About 10 years ago I found some crystallized ginger while grocery shopping around the holidays. I bought a small container of it but never really knew what to do with it until one day the spirit led me to plop a few pieces into a cup of hot tea. Okay, it wasn’t really the spirit, I just like to put sweet stuff in my hot tea like peppermints and orange or grapefruit slices and other odd things. But. I loved it. It added just a little nip of flavor and sweetness and made my cup of tea special.
But by St. Patricks Day, the little box of candied ginger was gone, and lo, there was none to be found throughout the entire kingdom, at least in my kingdom’s grocery store, and there was great sadness. And hot tea was just not the same.
So the next year around holiday time, the kingdom’s grocers once again put out candied ginger and I bought about 12 containers. But these too did not last the entire year. And again there was great sadness. Many years passed and there was no candied ginger to be found and I so I tried to go on with my life.
Then one day while in the grocery store I gazed upon a bin of raw ginger and it occured to me that I could probably make it myself.
For this recipe you will need some fresh ginger root, sugar and water.
So then, buy yourself several hands of ginger. Look for big flat pieces because you are going to have to peel these things and that will be a bit of pain.
This is how much raw ginger the above three hands yielded. I don’t know why I call them hands of ginger. Probably because they look like hands or maybe I heard someone call them hands.
Chop into small chunks or strips, whichever you like.
Cover with water and then boil, boil and boil some more. Boil until they are tender, probably about 45 minutes.
Now for some reason, at this point I put the camera down. Oh, now I know. Because I was going to have to stir boiling sugar.
After the ginger is tender, drain and return it to the pan.
Among candied ginger recipes, there is a lot of variation in the sugar to water ratio. Some recipes tell you to weigh the ginger and then measure out an equal amount of sugar and then 3 or 4 tablespoons of water. I don’t have a scale so I just guess on the sugar and add about 1/2 as muchwater. Other recipes call for a 1 to 1 ratio of sugar to water. Roughly, you want enough sugar to cover the ginger when it is in the pan. I have found that in this recipe it isn’t necessary to be absolutely precise.

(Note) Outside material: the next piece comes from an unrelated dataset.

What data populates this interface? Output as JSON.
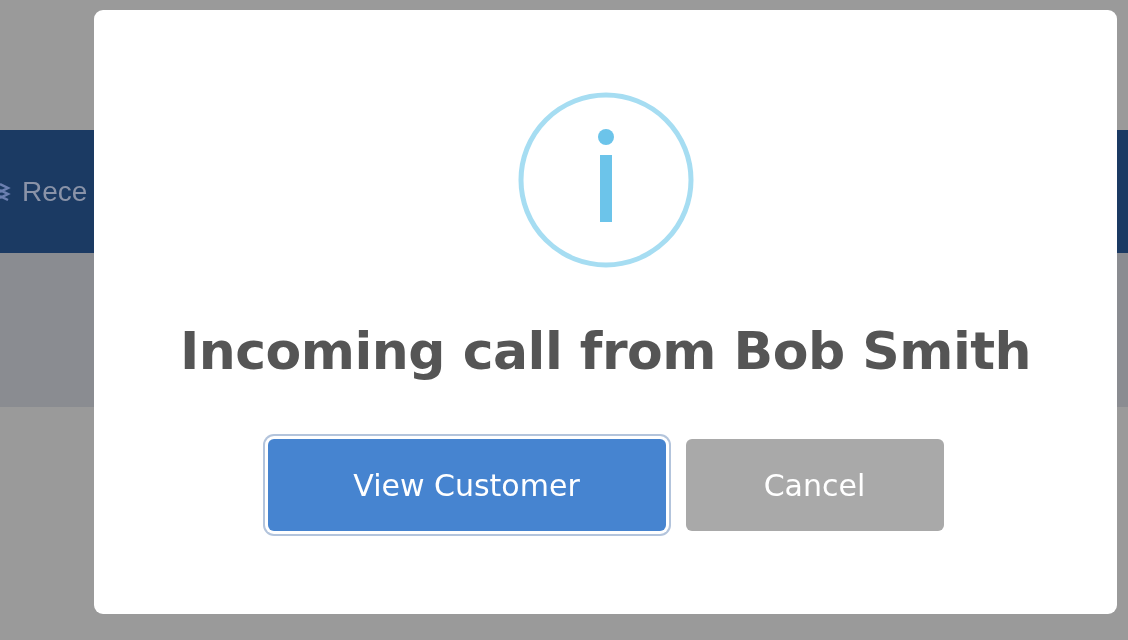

If you want a chunky crystallized ginger, add more sugar and less water. If you want more of a glazed ginger, get the sugar to water ratio closer to 1 to 1.
I like my candied ginger chunky, so I used about 1 cup of sugar and 1/2 cup of water. I am no Alton Brown. In my world, cooking is more art than science.
Cook it all on low heat until the sugar is dissolved and then bring to a boil for about one minute, stirring constantly. Then reduce to a simmering boil until most of the liquid is absorbed, stirring frequently. This will take at least 30 minutes, depending upon how much you are making.
Remove the ginger with a slotted spoon and place on wax paper to dry. When cool, toss with additional sugar if desired.
Bonus: I poured the left over ginger infused syrup over some Texas Ruby Red grapefruit sections (which are so yummy and in season right now!) And it was a delicious treat. Also, did you know that ginger is often used to soothe an upset tummy?
Above is the full yield.
Candied ginger in a festive container makes a nice hostess gift. Or if you have tea lover on your list, add a pretty tea cup and an assortment of teas for a gift that says “Hey! I know you like tea!”
Crystallized (or candied) ginger keeps for six months (or more) in the fridge.